2 cups veggie broth
1 cup chopped cilantro
1 medium onion, diced
1/8 cup kalamata olives, diced
1/8 cup preserved lemon, diced (you can make these yourself)
2 tbsp tahini
2 tbsp lemon juice
hot sauce (whatever you have)
salt and pepper
1. Sautee the onion until browned, or caramelized if you have the time.
2. Bring broth to a boil, mix in the couscous, turn off the heat and cover
3. Blend the tahini and lemon juice together with hot sauce to taste – if you have some extra broth, you can use it to thin the mixture out.
4. Mix the cilantro, onion, olives, lemons, and the sauce mixture into the couscous, plus salt, pepper, and zaatar to taste.

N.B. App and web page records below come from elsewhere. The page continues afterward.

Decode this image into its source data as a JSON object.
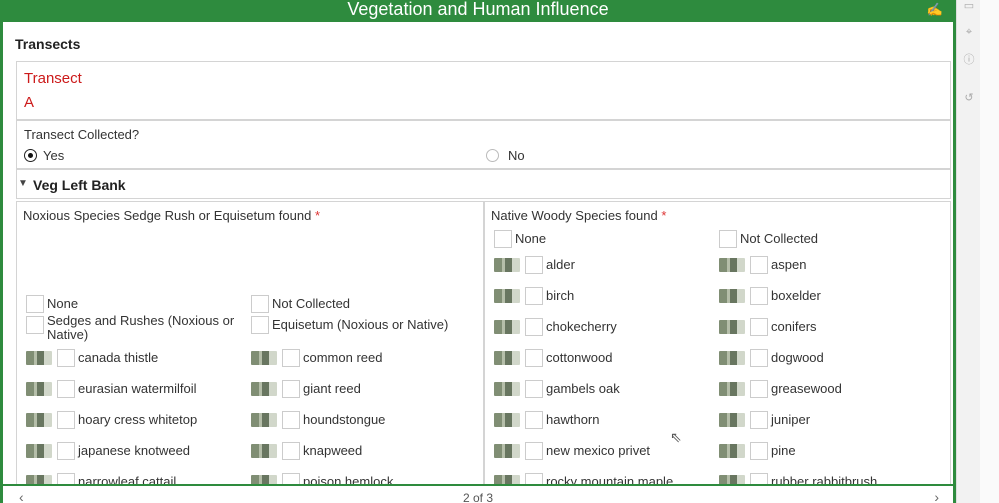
{
  "header": {
    "title": "Vegetation and Human Influence",
    "signature_icon": "signature-icon"
  },
  "group": {
    "title": "Transects"
  },
  "transect": {
    "label": "Transect",
    "value": "A"
  },
  "collected": {
    "question": "Transect Collected?",
    "options": [
      {
        "label": "Yes",
        "selected": true
      },
      {
        "label": "No",
        "selected": false
      }
    ]
  },
  "veg_left_bank": {
    "title": "Veg Left Bank",
    "noxious": {
      "label": "Noxious Species Sedge Rush or Equisetum found",
      "required_marker": "*",
      "options": [
        "None",
        "Not Collected",
        "Sedges and Rushes (Noxious or Native)",
        "Equisetum (Noxious or Native)",
        "canada thistle",
        "common reed",
        "eurasian watermilfoil",
        "giant reed",
        "hoary cress whitetop",
        "houndstongue",
        "japanese knotweed",
        "knapweed",
        "narrowleaf cattail",
        "poison hemlock"
      ]
    },
    "native_woody": {
      "label": "Native Woody Species found",
      "required_marker": "*",
      "options": [
        "None",
        "Not Collected",
        "alder",
        "aspen",
        "birch",
        "boxelder",
        "chokecherry",
        "conifers",
        "cottonwood",
        "dogwood",
        "gambels oak",
        "greasewood",
        "hawthorn",
        "juniper",
        "new mexico privet",
        "pine",
        "rocky mountain maple",
        "rubber rabbitbrush"
      ]
    }
  },
  "footer": {
    "prev_icon": "chevron-left-icon",
    "page_indicator": "2 of 3",
    "next_icon": "chevron-right-icon"
  },
  "colors": {
    "brand_green": "#2e8b3e",
    "required_red": "#cc1a1a"
  }
}
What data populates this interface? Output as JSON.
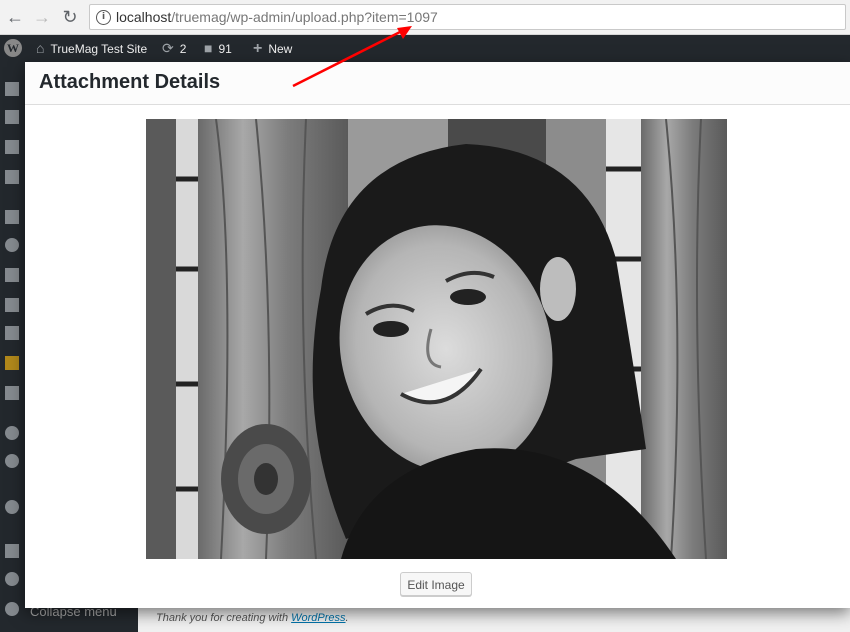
{
  "browser": {
    "url_host": "localhost",
    "url_path": "/truemag/wp-admin/upload.php?item=1097",
    "back_icon": "arrow-left-icon",
    "forward_icon": "arrow-right-icon",
    "reload_icon": "reload-icon",
    "info_icon": "info-icon"
  },
  "admin_bar": {
    "site_name": "TrueMag Test Site",
    "updates_count": "2",
    "comments_count": "91",
    "new_label": "New"
  },
  "modal": {
    "title": "Attachment Details",
    "edit_button": "Edit Image",
    "image_description": "Black and white photo of smiling girl in front of wooden fence"
  },
  "footer": {
    "text": "Thank you for creating with ",
    "link": "WordPress",
    "period": ".",
    "collapse_label": "Collapse menu"
  },
  "annotation": {
    "arrow_color": "#ff0000"
  }
}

I’ve been wanting to try my hand at making tamagoyaki for a while. Based on the recipes I’d seen online, it seemed pretty easy. I followed the method in this video, but substituting Bragg’s in place of soy sauce (out of necessity) and brown rice syrup in place of sugar (thought it would be better).

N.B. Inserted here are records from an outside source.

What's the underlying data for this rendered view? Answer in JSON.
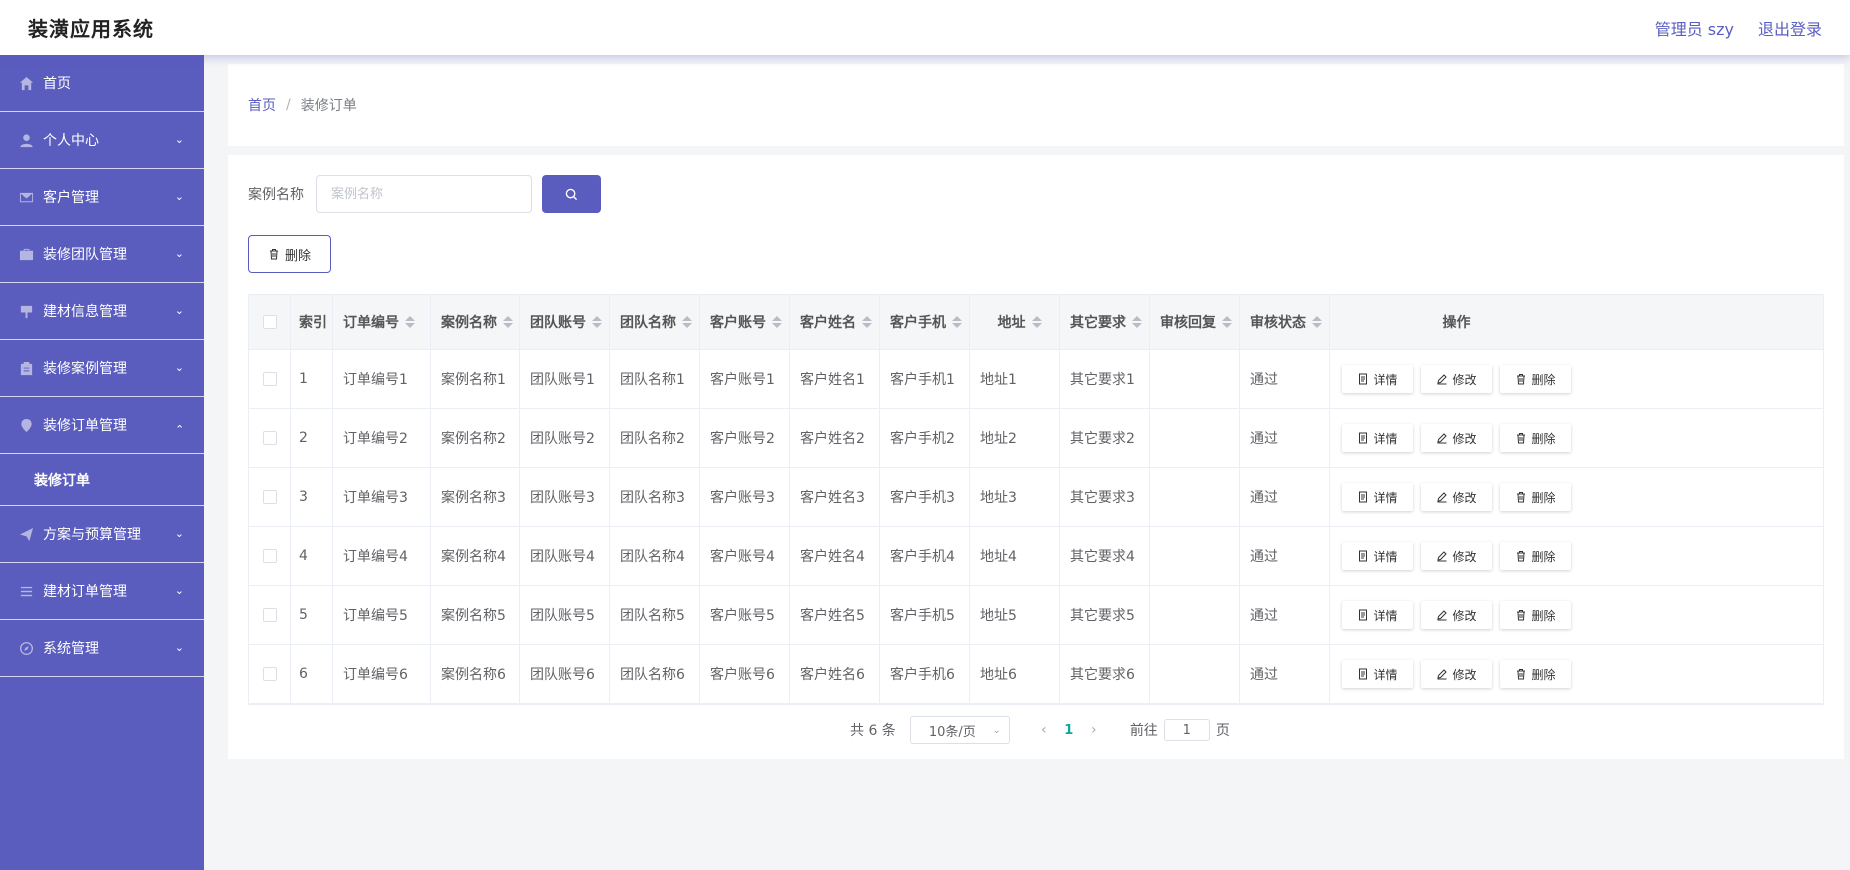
{
  "header": {
    "title": "装潢应用系统",
    "user_label": "管理员 szy",
    "logout_label": "退出登录"
  },
  "sidebar": {
    "items": [
      {
        "label": "首页",
        "icon": "home-icon",
        "expandable": false
      },
      {
        "label": "个人中心",
        "icon": "user-icon",
        "expandable": true
      },
      {
        "label": "客户管理",
        "icon": "mail-icon",
        "expandable": true
      },
      {
        "label": "装修团队管理",
        "icon": "briefcase-icon",
        "expandable": true
      },
      {
        "label": "建材信息管理",
        "icon": "brush-icon",
        "expandable": true
      },
      {
        "label": "装修案例管理",
        "icon": "clipboard-icon",
        "expandable": true
      },
      {
        "label": "装修订单管理",
        "icon": "location-icon",
        "expandable": true,
        "open": true
      },
      {
        "label": "装修订单",
        "submenu": true
      },
      {
        "label": "方案与预算管理",
        "icon": "send-icon",
        "expandable": true
      },
      {
        "label": "建材订单管理",
        "icon": "list-icon",
        "expandable": true
      },
      {
        "label": "系统管理",
        "icon": "compass-icon",
        "expandable": true
      }
    ]
  },
  "breadcrumb": {
    "home": "首页",
    "separator": "/",
    "current": "装修订单"
  },
  "search": {
    "label": "案例名称",
    "placeholder": "案例名称"
  },
  "toolbar": {
    "delete_label": "删除"
  },
  "table": {
    "columns": [
      "索引",
      "订单编号",
      "案例名称",
      "团队账号",
      "团队名称",
      "客户账号",
      "客户姓名",
      "客户手机",
      "地址",
      "其它要求",
      "审核回复",
      "审核状态",
      "操作"
    ],
    "rows": [
      {
        "index": "1",
        "order_no": "订单编号1",
        "case_name": "案例名称1",
        "team_account": "团队账号1",
        "team_name": "团队名称1",
        "customer_account": "客户账号1",
        "customer_name": "客户姓名1",
        "customer_phone": "客户手机1",
        "address": "地址1",
        "other_req": "其它要求1",
        "review_reply": "",
        "review_status": "通过"
      },
      {
        "index": "2",
        "order_no": "订单编号2",
        "case_name": "案例名称2",
        "team_account": "团队账号2",
        "team_name": "团队名称2",
        "customer_account": "客户账号2",
        "customer_name": "客户姓名2",
        "customer_phone": "客户手机2",
        "address": "地址2",
        "other_req": "其它要求2",
        "review_reply": "",
        "review_status": "通过"
      },
      {
        "index": "3",
        "order_no": "订单编号3",
        "case_name": "案例名称3",
        "team_account": "团队账号3",
        "team_name": "团队名称3",
        "customer_account": "客户账号3",
        "customer_name": "客户姓名3",
        "customer_phone": "客户手机3",
        "address": "地址3",
        "other_req": "其它要求3",
        "review_reply": "",
        "review_status": "通过"
      },
      {
        "index": "4",
        "order_no": "订单编号4",
        "case_name": "案例名称4",
        "team_account": "团队账号4",
        "team_name": "团队名称4",
        "customer_account": "客户账号4",
        "customer_name": "客户姓名4",
        "customer_phone": "客户手机4",
        "address": "地址4",
        "other_req": "其它要求4",
        "review_reply": "",
        "review_status": "通过"
      },
      {
        "index": "5",
        "order_no": "订单编号5",
        "case_name": "案例名称5",
        "team_account": "团队账号5",
        "team_name": "团队名称5",
        "customer_account": "客户账号5",
        "customer_name": "客户姓名5",
        "customer_phone": "客户手机5",
        "address": "地址5",
        "other_req": "其它要求5",
        "review_reply": "",
        "review_status": "通过"
      },
      {
        "index": "6",
        "order_no": "订单编号6",
        "case_name": "案例名称6",
        "team_account": "团队账号6",
        "team_name": "团队名称6",
        "customer_account": "客户账号6",
        "customer_name": "客户姓名6",
        "customer_phone": "客户手机6",
        "address": "地址6",
        "other_req": "其它要求6",
        "review_reply": "",
        "review_status": "通过"
      }
    ],
    "actions": {
      "detail": "详情",
      "edit": "修改",
      "delete": "删除"
    }
  },
  "pagination": {
    "total_text": "共 6 条",
    "page_size": "10条/页",
    "current_page": "1",
    "goto_label": "前往",
    "goto_value": "1",
    "page_suffix": "页"
  },
  "colors": {
    "primary": "#5a5cbe",
    "sidebar_bg": "#5a5cbe",
    "active_page": "#0fa795"
  }
}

Structurally, it came out great. The omelet folded nicely and slid off the pan without a problem. In terms of flavor, I think soy sauce would have worked better than the Bragg’s. I also wish I had used a bit more rice syrup to get the sweetness that makes tamagoyaki so good. This tasted a bit more like your regular scrambled eggs. In any case, I decided to have it as a sandwich with lettuce, nayo, and horseradish. Recommended.
Veggie dawgs and pasta salad. We just flew back from a wedding in Chicago and boy is our grill tired.
Of all the prepared foods that we don’t buy anymore, one of the things I miss the least is store-bought salad dressing. Making it yourself takes no time at all and it means you can experiment with all different mixtures. Yesterday, I accidentally came across what may be the best home-made salad dressing I’ve ever made. It requires:
fresh sage leaves
1 garlic scape
a tiny bit of liquid smoke
salt and pepper
Don’t know the measurements – like I said, you just have to use intuition, taste, and a little luck. But if you balance it out just right and blend it up, you will have yourself some very serious salad dressing indeed.
Things in the garden plot are really starting to shoot up. Pretty soon we’ll have a whole mess of kale, chard, beets, and purple pole beans. For the time being, however, the garlic cloves we planted last fall have just produced big, beautiful scapes. I harvested a few of them last night and we threw them in (fine chopped) into some peanut noodles.
The peanut sauce was homemade, and mostly leftover from a dinner last week – we had to add some extra water and vinegar to loosen it up. After mixing the sauce into some whole wheat noodles, we just dumped in the scapes along with some chopped up veggie chic patties (not that frugal) and black sesame seeds.
Realized recently that we haven’t really written at all about getting back to our community garden plot with the start of this year’s growing season.
I just spent the early afternoon doing some general plot maintenance and planing a couple of tomato seedlings. My reward was a big bunch of mint that I’m going to make into iced mint tea later today. I also got a bunch of motherwort, which has been growing like crazy in one of the common areas. Nobody had been picking it – partially because a lot of us didn’t know what to do with it – but from the link above, it seems like a tea infusion could be used for a whole range of medicinal purposes. Anybody have any experience with this plant?
Anyway, in our own plot we’ve got big, healthy garlic plants from cloves we planted last fall, as well as a whole lot of beets, chard, and kale. We’ve also got a couple of hearty-looking purple pole bean seedlings. Hopefully we should start doing some harvesting within the next few weeks.
We also need to figure out what to put in the space where our radishes were. I guess we could put in more radishes, but it seems like they just end up being varmint bait.